In 2005 Ralph Bungard started a one-man brewery in Christchurch. Ten years on he leads a team of nine producing 300,000L of beer each year. He says his brews are distinctly Canterbury beers, and he tells BeertownNZ the Three Boys story.
“Our first location was behind where Cassels & Sons is now, where their car park is. There was a dog food factory and a vege processor, and I think they both got shut down for health reasons. We were in a a real simple small shed behind them. Our first brewing equipment was the usual first brewing equipment in those days, ex-dairy equipment and modified stuff.
“We were so small we didn’t have to sell much. I’d bottle by hand, then take the dozens of bottles home to label them at night with stickers. I found a photo of what I thought was a great wall of beer that I had to sell the next day, and it was like eight dozen! And that was exciting!
“The Twisted Hop had just opened and that was our first keg beer outlet. Christchurch restaurateur Jonny Schwass took our beer on very early as well. He still takes our beer in his restaurants. There was certainly nothing in supermarkets in that time, even in off licences.
“Our plan was that our labels would be ahead of their time by being distinctly not beer-like. They looked more a like a wine label. The outlets we wanted were independent restaurants, and people could have them on the table and not be ashamed of having a beer instead of a wine with their dinner. That worked quite well, the fact we could get free advertising because people were looking at the bottle and showing it off.”
Three Boys soon outgrew the little shed and moved to a larger site across Garlands Road. “That was a really nice site. It happened to be an old battery factory, so the soil underneath was highly toxic, but it had a sealed floor so that was OK.”
OK until 4 September 2010, that is. That morning marked the first earthquake in a series that would shake Christchurch over the next two years.
“It makes the hair stand up on the back of the neck just thinking about. It doesn’t seem like half way through our life – it seems like only yesterday. In other ways I look back and it seems like a lifetime ago. Of all the places you wouldn’t want to be in a big earthquake, a brewery would be near the top of the list – heavy liquid that doesn’t like moving, in tall tanks, on legs. It taught us so much about how strong an earthquake is – you think things are tied down, and they’re not at all.”
An aftershock cut power during a brew, leading to a one-off Aftershock Golden Ale. “We had a kettle half full of wort and we just winged it. We reduced the volume to be 6.5% and put it in bottles with a little fragment of brick glued to the top. Some of them went on display in Te Papa.”
A more intense shake in February 2011 caused 185 fatalities in Christchurch. No one was hurt in the brewery, which Ralph puts down to pure good luck.
“That day we had five people in the brewery and we were just lucky no one was killed. Two of our big 4000L fermenters fell over, other gear collapsed and liquefaction was coming up through the floor.”

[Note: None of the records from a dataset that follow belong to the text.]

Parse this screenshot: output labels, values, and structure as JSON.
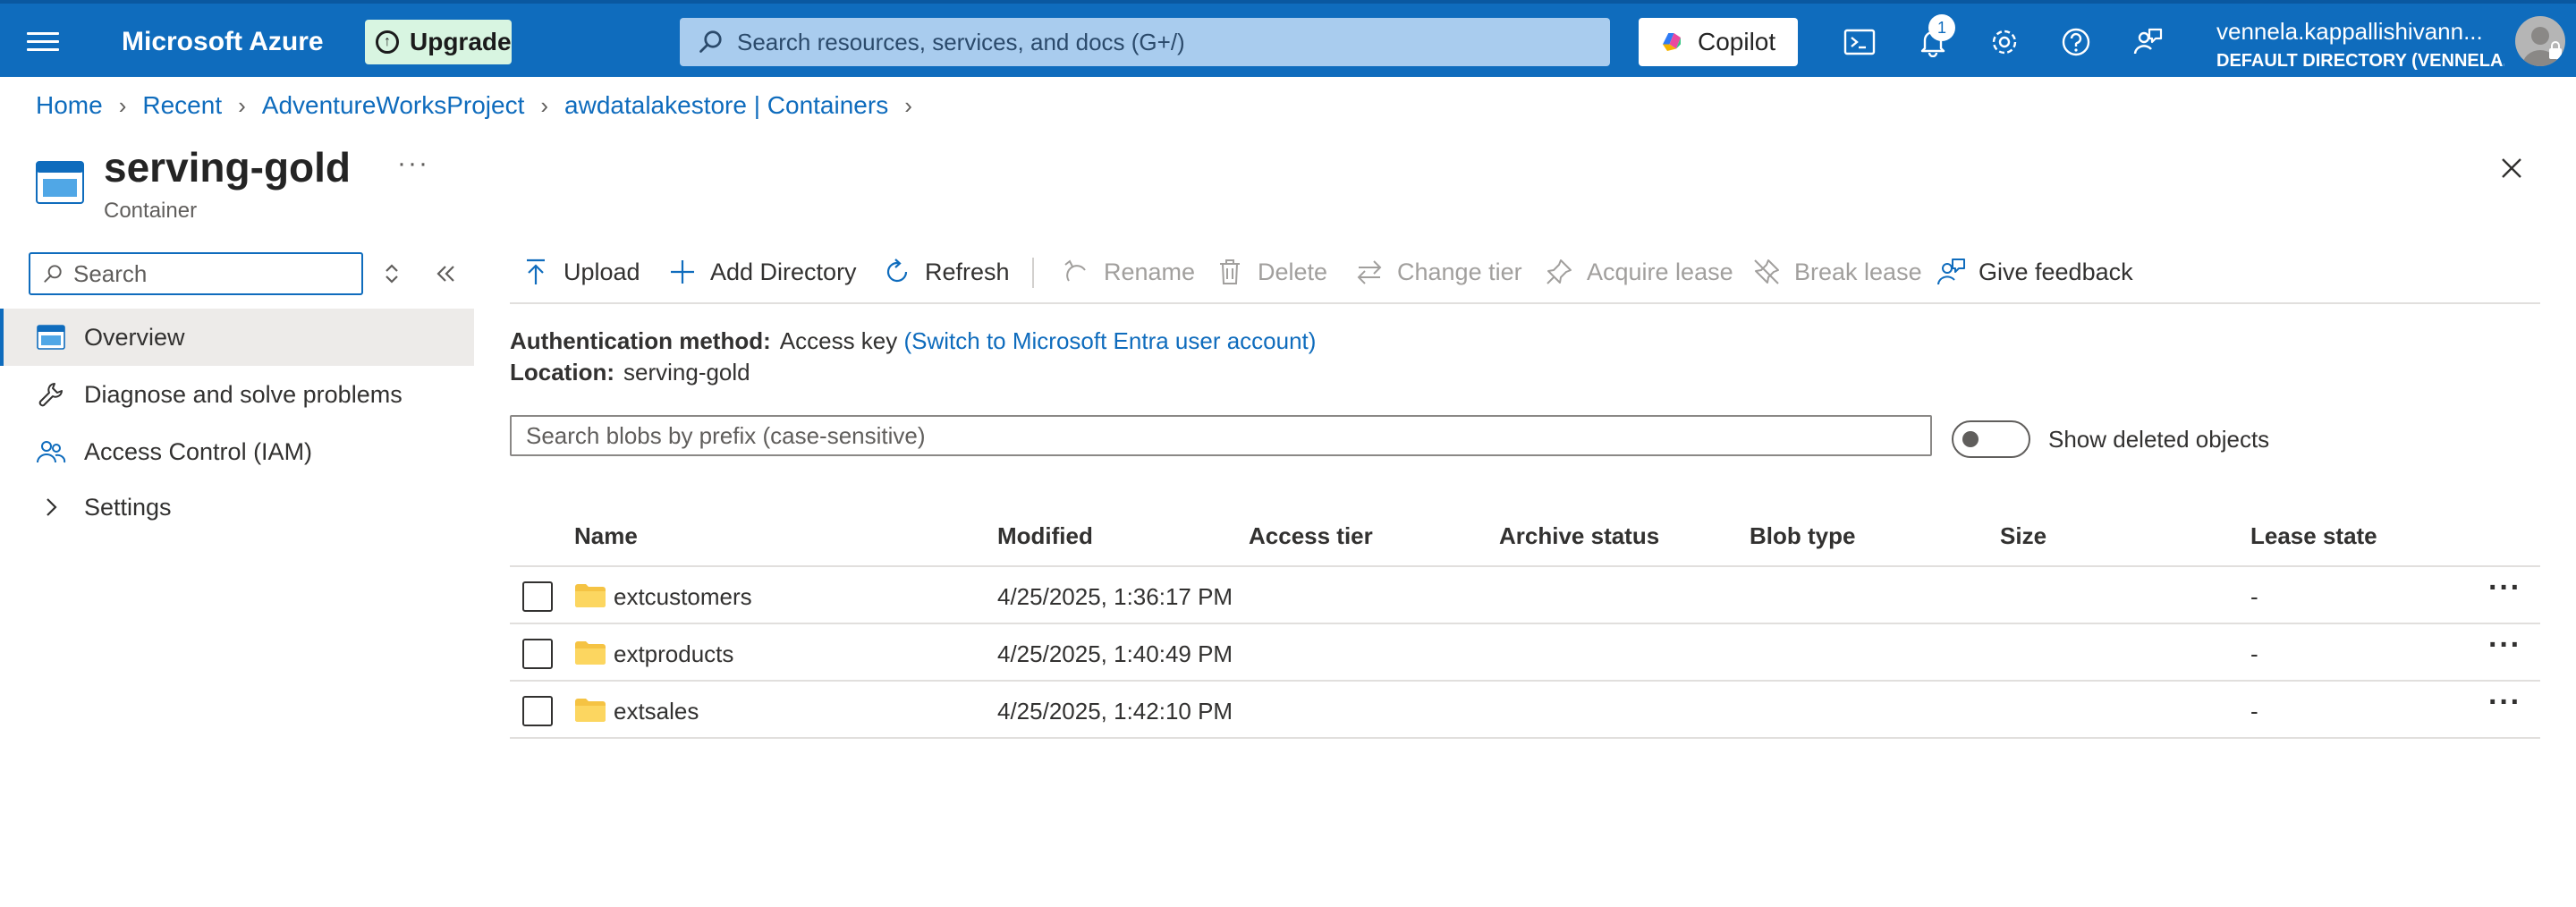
{
  "topbar": {
    "brand": "Microsoft Azure",
    "upgrade_label": "Upgrade",
    "search_placeholder": "Search resources, services, and docs (G+/)",
    "copilot_label": "Copilot",
    "notification_count": "1",
    "user": "vennela.kappallishivann...",
    "directory": "DEFAULT DIRECTORY (VENNELA...",
    "bar_color": "#0f6cbd"
  },
  "breadcrumb": [
    "Home",
    "Recent",
    "AdventureWorksProject",
    "awdatalakestore | Containers"
  ],
  "title": "serving-gold",
  "subtitle": "Container",
  "nav": {
    "search_placeholder": "Search",
    "items": [
      {
        "label": "Overview",
        "icon": "container-icon",
        "active": true
      },
      {
        "label": "Diagnose and solve problems",
        "icon": "wrench-icon"
      },
      {
        "label": "Access Control (IAM)",
        "icon": "people-icon"
      },
      {
        "label": "Settings",
        "icon": "chevron-right-icon"
      }
    ]
  },
  "toolbar": {
    "upload": "Upload",
    "add_directory": "Add Directory",
    "refresh": "Refresh",
    "rename": "Rename",
    "delete": "Delete",
    "change_tier": "Change tier",
    "acquire_lease": "Acquire lease",
    "break_lease": "Break lease",
    "give_feedback": "Give feedback"
  },
  "info": {
    "auth_label": "Authentication method:",
    "auth_value": "Access key",
    "auth_link": "(Switch to Microsoft Entra user account)",
    "location_label": "Location:",
    "location_value": "serving-gold"
  },
  "blob_search_placeholder": "Search blobs by prefix (case-sensitive)",
  "show_deleted_label": "Show deleted objects",
  "table": {
    "columns": [
      "Name",
      "Modified",
      "Access tier",
      "Archive status",
      "Blob type",
      "Size",
      "Lease state"
    ],
    "rows": [
      {
        "name": "extcustomers",
        "modified": "4/25/2025, 1:36:17 PM",
        "lease_state": "-"
      },
      {
        "name": "extproducts",
        "modified": "4/25/2025, 1:40:49 PM",
        "lease_state": "-"
      },
      {
        "name": "extsales",
        "modified": "4/25/2025, 1:42:10 PM",
        "lease_state": "-"
      }
    ]
  }
}
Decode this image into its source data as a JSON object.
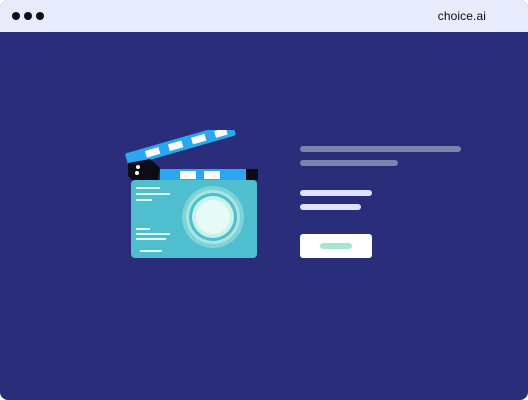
{
  "window": {
    "brand": "choice.ai",
    "background": "#2a2d7a",
    "titlebar_color": "#e8ebfc"
  },
  "illustration": {
    "icon": "clapperboard-camera-icon",
    "body_color": "#4fbfcf",
    "stripe_color": "#2aa7f0",
    "lens_color": "#e6fbf5"
  },
  "placeholder_lines": {
    "heading_color": "#7a85ad",
    "body_color": "#dde3ff"
  },
  "cta": {
    "icon": "placeholder-text-bar",
    "fill_color": "#a8e6d4"
  }
}
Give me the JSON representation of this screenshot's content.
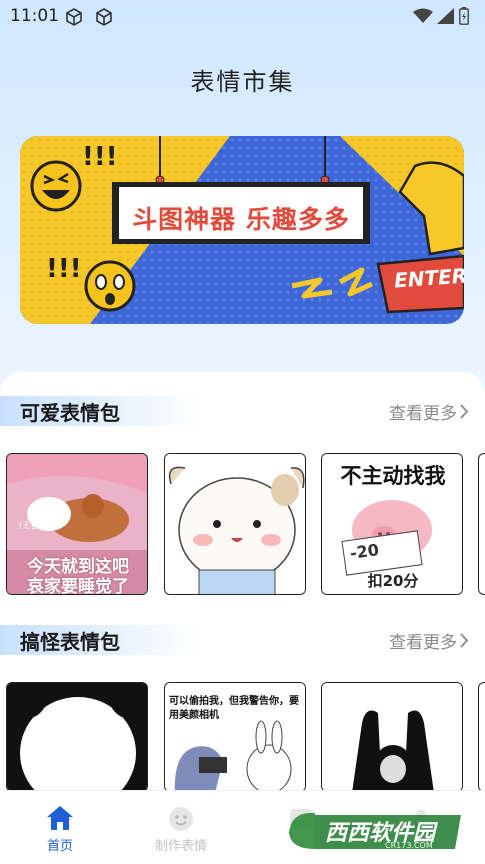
{
  "status_bar": {
    "time": "11:01"
  },
  "page_title": "表情市集",
  "banner": {
    "headline": "斗图神器 乐趣多多",
    "exclaim_top": "!!!",
    "exclaim_bottom": "!!!",
    "key_label": "ENTER"
  },
  "sections": [
    {
      "title": "可爱表情包",
      "more_label": "查看更多",
      "cards": [
        {
          "caption_line1": "今天就到这吧",
          "caption_line2": "哀家要睡觉了",
          "badge": "(王者手语)"
        },
        {
          "caption_line1": ""
        },
        {
          "caption_top": "不主动找我",
          "caption_bottom": "扣20分",
          "note": "-20"
        }
      ]
    },
    {
      "title": "搞怪表情包",
      "more_label": "查看更多",
      "cards": [
        {
          "caption_line1": ""
        },
        {
          "caption_top": "可以偷拍我，但我警告你，要用美颜相机"
        },
        {
          "caption_line1": ""
        }
      ]
    }
  ],
  "tab_bar": {
    "tabs": [
      {
        "label": "首页",
        "active": true
      },
      {
        "label": "制作表情",
        "active": false
      },
      {
        "label": "",
        "active": false
      },
      {
        "label": "",
        "active": false
      }
    ]
  },
  "watermark": {
    "text": "西西软件园",
    "sub": "CR173.COM"
  },
  "colors": {
    "accent": "#1f5fd6",
    "inactive": "#b5b5b5",
    "banner_blue": "#3d66d8",
    "banner_yellow": "#f7c82a"
  }
}
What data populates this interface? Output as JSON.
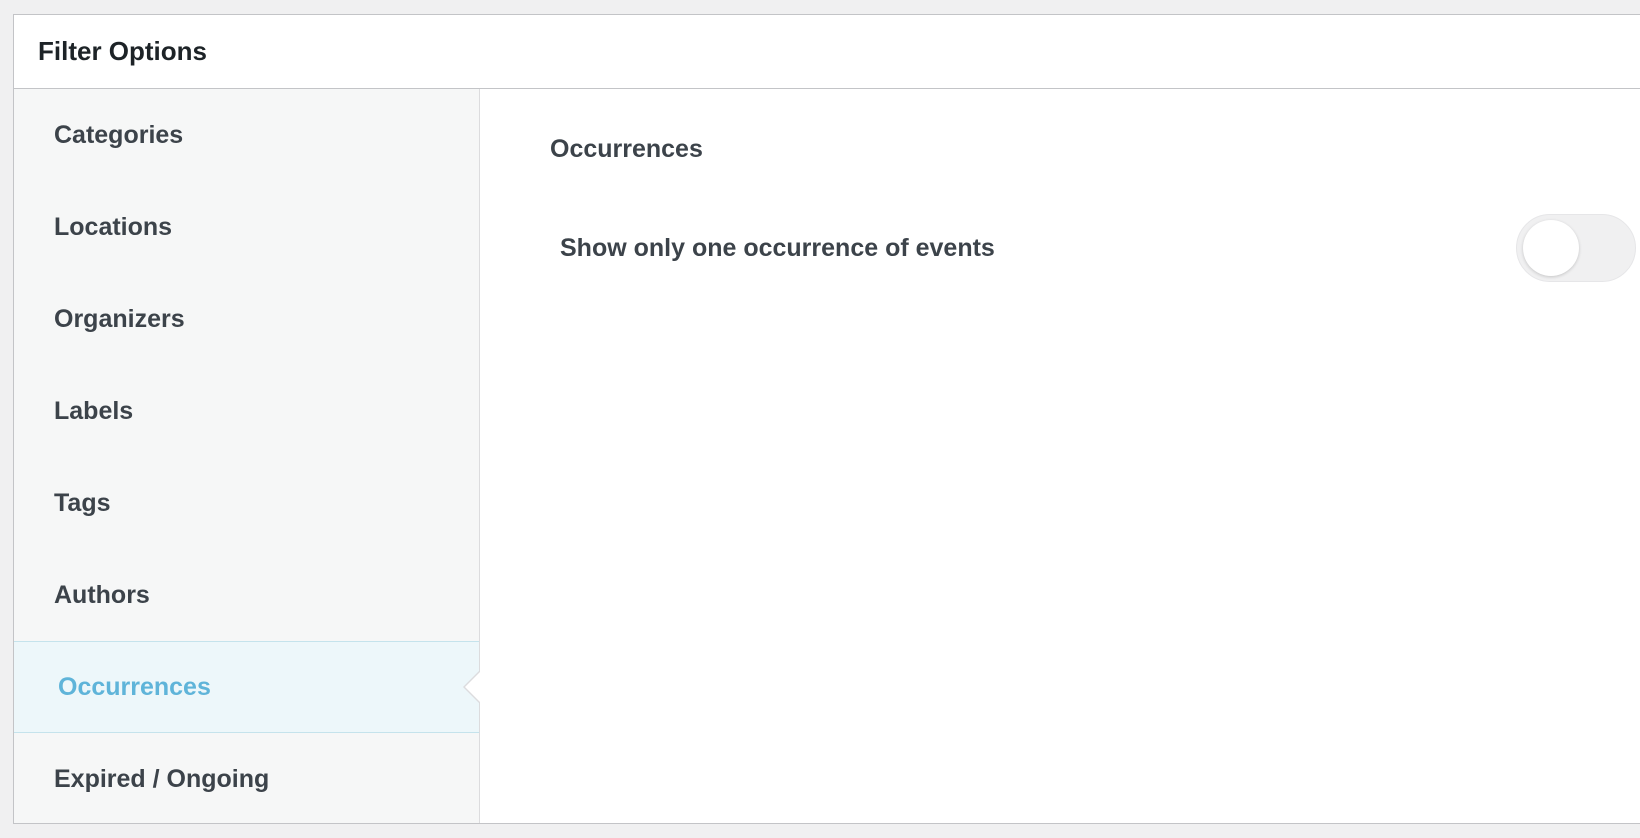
{
  "panel": {
    "title": "Filter Options"
  },
  "sidebar": {
    "items": [
      {
        "label": "Categories"
      },
      {
        "label": "Locations"
      },
      {
        "label": "Organizers"
      },
      {
        "label": "Labels"
      },
      {
        "label": "Tags"
      },
      {
        "label": "Authors"
      },
      {
        "label": "Occurrences"
      },
      {
        "label": "Expired / Ongoing"
      }
    ],
    "active_item": "Occurrences"
  },
  "content": {
    "section_title": "Occurrences",
    "options": [
      {
        "label": "Show only one occurrence of events",
        "enabled": false
      }
    ]
  },
  "colors": {
    "active_text": "#5fb4d9",
    "active_bg": "#edf7fa",
    "sidebar_bg": "#f6f7f7",
    "text": "#3c434a"
  }
}
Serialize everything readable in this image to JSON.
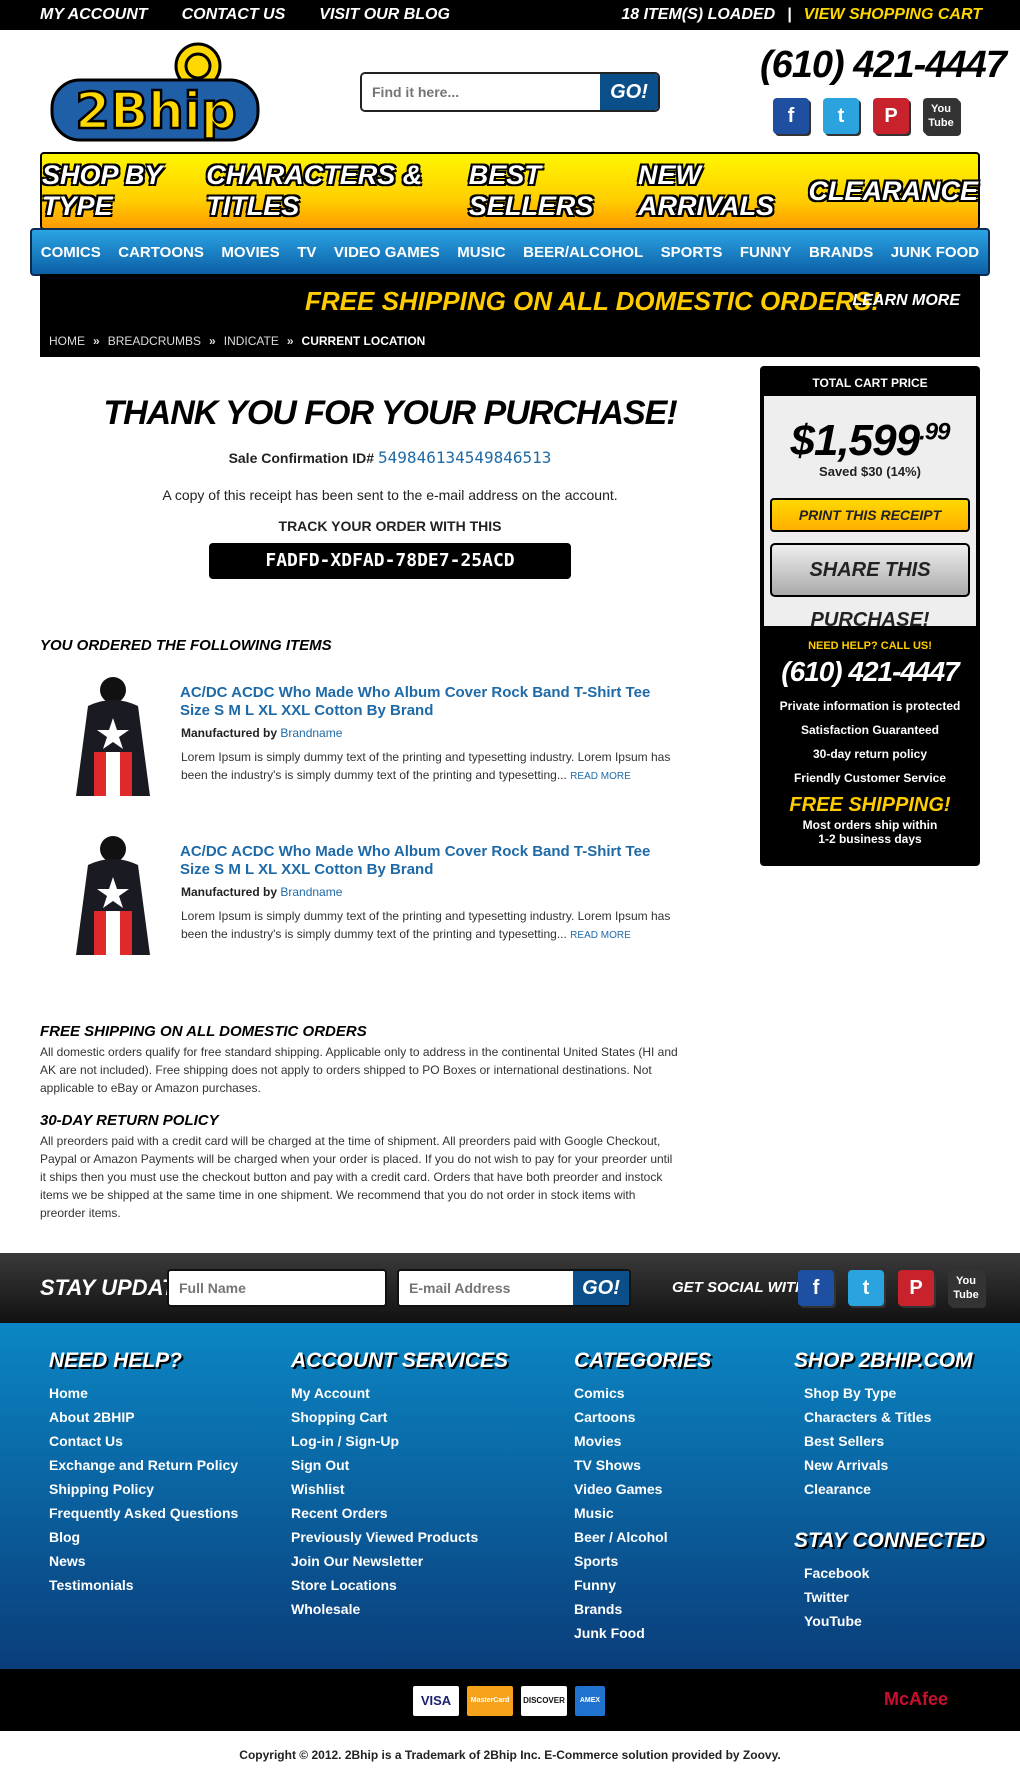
{
  "topbar": {
    "left": [
      "MY ACCOUNT",
      "CONTACT US",
      "VISIT OUR BLOG"
    ],
    "loaded": "18 ITEM(S) LOADED",
    "sep": "|",
    "cart": "VIEW SHOPPING CART"
  },
  "header": {
    "logo": "2Bhip",
    "search_placeholder": "Find it here...",
    "search_btn": "GO!",
    "phone": "(610) 421-4447"
  },
  "nav": {
    "main": [
      "SHOP BY TYPE",
      "CHARACTERS & TITLES",
      "BEST SELLERS",
      "NEW ARRIVALS",
      "CLEARANCE"
    ],
    "sub": [
      "COMICS",
      "CARTOONS",
      "MOVIES",
      "TV",
      "VIDEO GAMES",
      "MUSIC",
      "BEER/ALCOHOL",
      "SPORTS",
      "FUNNY",
      "BRANDS",
      "JUNK FOOD"
    ]
  },
  "promo": {
    "text": "FREE SHIPPING ON ALL DOMESTIC ORDERS!",
    "link": "LEARN MORE"
  },
  "breadcrumb": {
    "items": [
      "HOME",
      "BREADCRUMBS",
      "INDICATE"
    ],
    "sep": "»",
    "current": "CURRENT LOCATION"
  },
  "confirm": {
    "title": "THANK YOU FOR YOUR PURCHASE!",
    "conf_label": "Sale Confirmation ID#",
    "conf_id": "549846134549846513",
    "copy": "A copy of this receipt has been sent to the e-mail address on the account.",
    "track_label": "TRACK YOUR ORDER WITH THIS",
    "track_code": "FADFD-XDFAD-78DE7-25ACD"
  },
  "ordered": {
    "heading": "YOU ORDERED THE FOLLOWING ITEMS",
    "items": [
      {
        "title": "AC/DC ACDC Who Made Who Album Cover Rock Band T-Shirt Tee Size S M L XL XXL Cotton By Brand",
        "mf_label": "Manufactured by",
        "brand": "Brandname",
        "desc": "Lorem Ipsum is simply dummy text of the printing and typesetting industry. Lorem Ipsum has been the industry's  is simply dummy text of the printing and typesetting...",
        "more": "READ MORE"
      },
      {
        "title": "AC/DC ACDC Who Made Who Album Cover Rock Band T-Shirt Tee Size S M L XL XXL Cotton By Brand",
        "mf_label": "Manufactured by",
        "brand": "Brandname",
        "desc": "Lorem Ipsum is simply dummy text of the printing and typesetting industry. Lorem Ipsum has been the industry's  is simply dummy text of the printing and typesetting...",
        "more": "READ MORE"
      }
    ]
  },
  "policies": [
    {
      "title": "FREE SHIPPING ON ALL DOMESTIC ORDERS",
      "text": "All domestic orders qualify for free standard shipping. Applicable only to address in the continental United States (HI and AK are not included). Free shipping does not apply to orders shipped to PO Boxes or international destinations. Not applicable to eBay or Amazon purchases."
    },
    {
      "title": "30-DAY RETURN POLICY",
      "text": "All preorders paid with a credit card will be charged at the time of shipment. All preorders paid with Google Checkout, Paypal or Amazon Payments will be charged when your order is placed. If you do not wish to pay for your preorder until it ships then you must use the checkout button and pay with a credit card. Orders that have both preorder and instock items we be shipped at the same time in one shipment. We recommend that you do not order in stock items with preorder items."
    }
  ],
  "sidebar": {
    "heading": "TOTAL CART PRICE",
    "price": "$1,599",
    "cents": ".99",
    "saved": "Saved $30 (14%)",
    "print": "PRINT THIS RECEIPT",
    "share": "SHARE THIS PURCHASE!",
    "help": "NEED HELP? CALL US!",
    "phone": "(610) 421-4447",
    "features": [
      "Private information is protected",
      "Satisfaction Guaranteed",
      "30-day return policy",
      "Friendly Customer Service"
    ],
    "fs_title": "FREE SHIPPING!",
    "fs_line1": "Most orders ship within",
    "fs_line2": "1-2 business days"
  },
  "stay": {
    "title": "STAY UPDATED!",
    "name_ph": "Full Name",
    "email_ph": "E-mail Address",
    "go": "GO!",
    "social": "GET SOCIAL WITH US!"
  },
  "social_icons": {
    "fb": "f",
    "tw": "t",
    "pi": "P",
    "yt": "You Tube"
  },
  "footer": {
    "cols": [
      {
        "title": "NEED HELP?",
        "links": [
          "Home",
          "About 2BHIP",
          "Contact Us",
          "Exchange and Return Policy",
          "Shipping Policy",
          "Frequently Asked Questions",
          "Blog",
          "News",
          "Testimonials"
        ]
      },
      {
        "title": "ACCOUNT SERVICES",
        "links": [
          "My Account",
          "Shopping Cart",
          "Log-in / Sign-Up",
          "Sign Out",
          "Wishlist",
          "Recent Orders",
          "Previously Viewed Products",
          "Join Our Newsletter",
          "Store Locations",
          "Wholesale"
        ]
      },
      {
        "title": "CATEGORIES",
        "links": [
          "Comics",
          "Cartoons",
          "Movies",
          "TV Shows",
          "Video Games",
          "Music",
          "Beer / Alcohol",
          "Sports",
          "Funny",
          "Brands",
          "Junk Food"
        ]
      },
      {
        "title": "SHOP 2BHIP.COM",
        "links": [
          "Shop By Type",
          "Characters & Titles",
          "Best Sellers",
          "New Arrivals",
          "Clearance"
        ]
      },
      {
        "title": "STAY CONNECTED",
        "links": [
          "Facebook",
          "Twitter",
          "YouTube"
        ]
      }
    ]
  },
  "payment": {
    "cards": [
      "VISA",
      "MasterCard",
      "DISCOVER",
      "AMEX"
    ],
    "security": "McAfee"
  },
  "copyright": "Copyright © 2012. 2Bhip is a Trademark of 2Bhip Inc. E-Commerce solution provided by Zoovy."
}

With lots of support from family, friends and suppliers, the brewery was back in action within three weeks, but the building was damaged and it was time to move again. A vacancy on Ferry Road gave Three Boys a chance to expand. “It was a nice interesting challenge of designing a brewery from scratch. We’d never done it up to that point but this time we actually got out chalk on the floor to see where things fitted.”
We should be getting our Brewer’s Reserves out there, showing Three Boys is ten years old and not just making IPA, wheat beer, oyster stout and pilsner. It’s probably quite a Canterbury-reserve thing.
The current site covers nearly 1000m2, houses nine full- and part-time staff, and now produces about 300,000L per year. “That suits us. We don’t do a lot of export, and I’d estimate 50% of our sales are around the Canterbury region. It’s easy to envisage our market when they are locals.”
Ralph says Three Boys’ most distinct beers give recognised styles a Kiwified twist. “We added lemon to a typical Belgian wheat. When we first made it, people would send it back because they’d never seen a cloudy beer before. Our oyster stout has South Island oysters, but it is still recognisably a stout. It was great to start adding Kiwi ingredients like oysters and lemons to make local beers while still staying true to their roots.”
He believes Three Boys’ future lies in developing distinctly Canterbury styles using local ingredients.
“I think Canterbury has a distinct brewing style and its typically South Island in that we don’t blow our own trumpets enough. We should be getting our Brewer’s Reserves out there, showing Three Boys is ten years old and not just making IPA, wheat beer, oyster stout and pilsner. It’s probably quite a Canterbury-reserve thing.
“Canterbury is New Zealand’s home of malt and I think we should be known for those maltier beers. That’s not the trendy thing to do right now, but times change, and we need to stay true to our local ingredients and create the distinction we really love. So when people start thinking there’s more to beer than hops they will discover the flavours and aromas and styles coming from this region.
“We still drive our beers with hops and maintaining a balance is something we strive to do. I think people appreciate that when they have a Three Boys it will be a balanced, good drinking beer, so you come back and have another pint.”